In itself, acidic water is not harmful. However, as it travels in pipes to and in your home, lead and copper can be dissolved into the acidic water, so that the final product that you drink can have unacceptable levels of these elements. There is a reason why the letter that we received in the mail this week advised us to “Run water for 15-30 seconds to flush out lead and/or copper”.
As the mayor correctly pointed out, Parsippany’s water is in compliance with N.J. State Secondary Drinking Water Standards. But at the same time, our water failed the pH standards set by the Optimal Water Quality Parameter monitoring program, i.e. our water was unacceptably acidic, which could result in lead and/or copper corrosion and release into our drinking water. Maybe this isn’t an emergency, but it is certainly something to be concerned about.

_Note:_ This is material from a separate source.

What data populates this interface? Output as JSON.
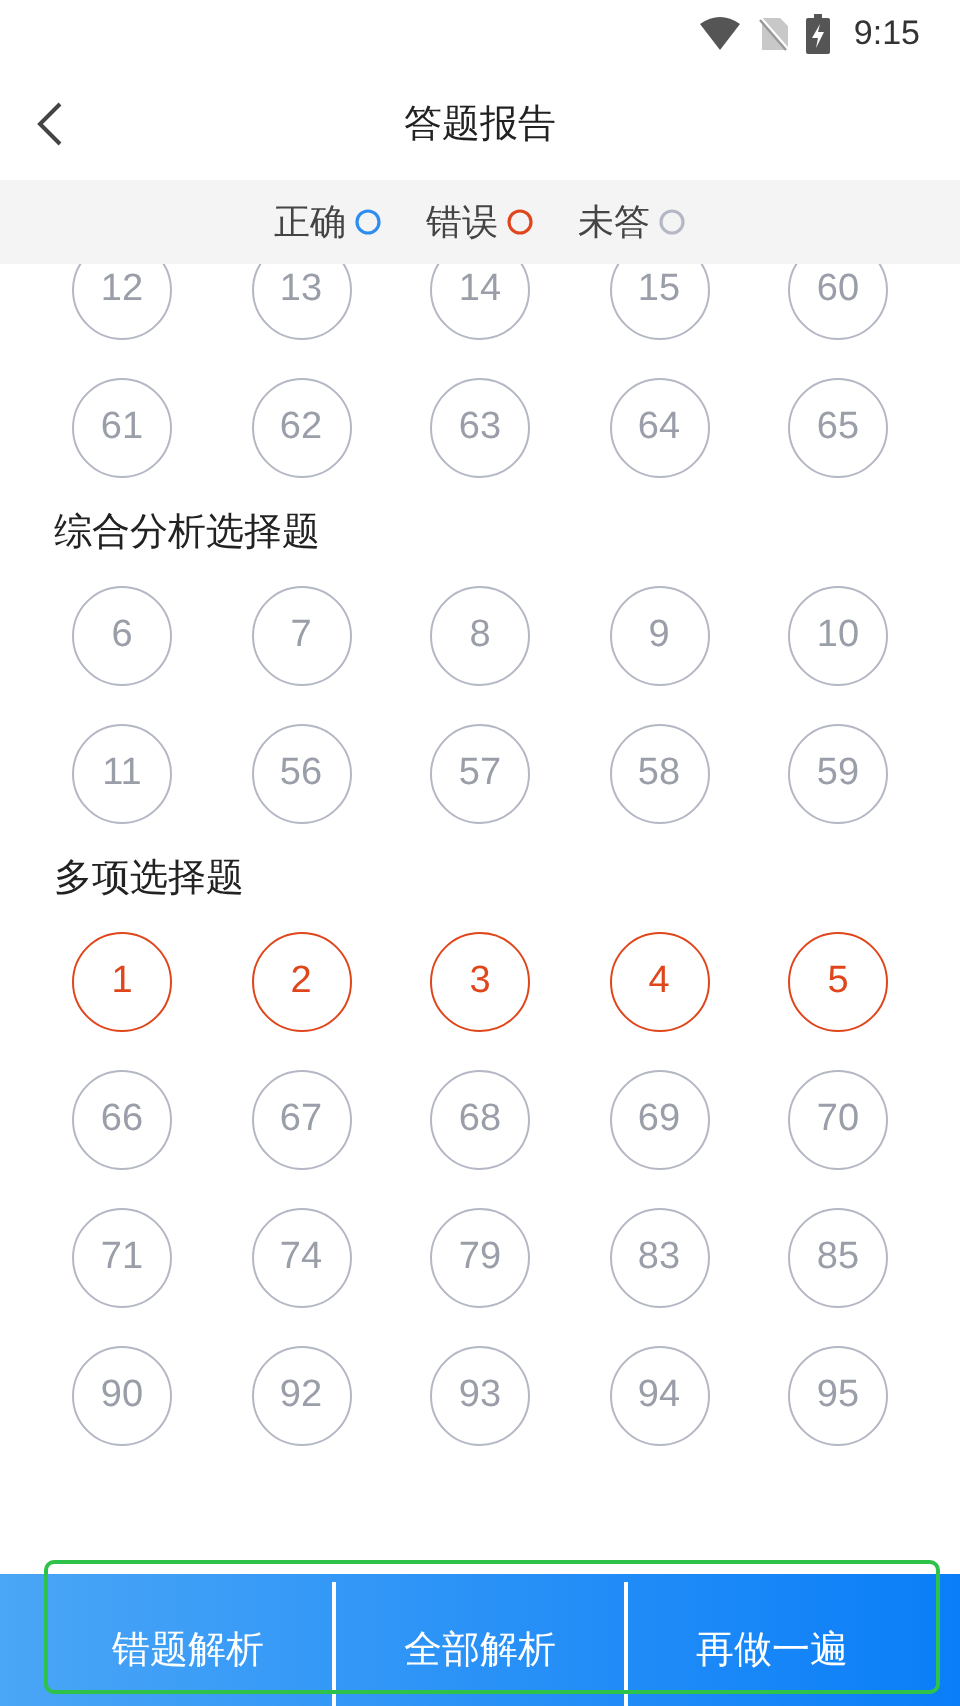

The mayor’s message also gives overly optimistic hope that the water problem has been solved as indicated by the statement, “Once the sampling methods were corrected our pH readings returned to optimal levels”. I can unequivocally tell you that my water is still acidic. This afternoon (July 14), I tested a sample of brand-named bottled water and a sample of my tap water using a pH meter. The former registered at a neutral 7.0, while my Parsippany water registered 6.5 (acidic). Clearly, I still have a problem. I would advise every resident to check the pH of their own water. A pH meter is easy to use, cheap and can be obtained at any Home Depot or garden store.
Morris Plains (Parsippany)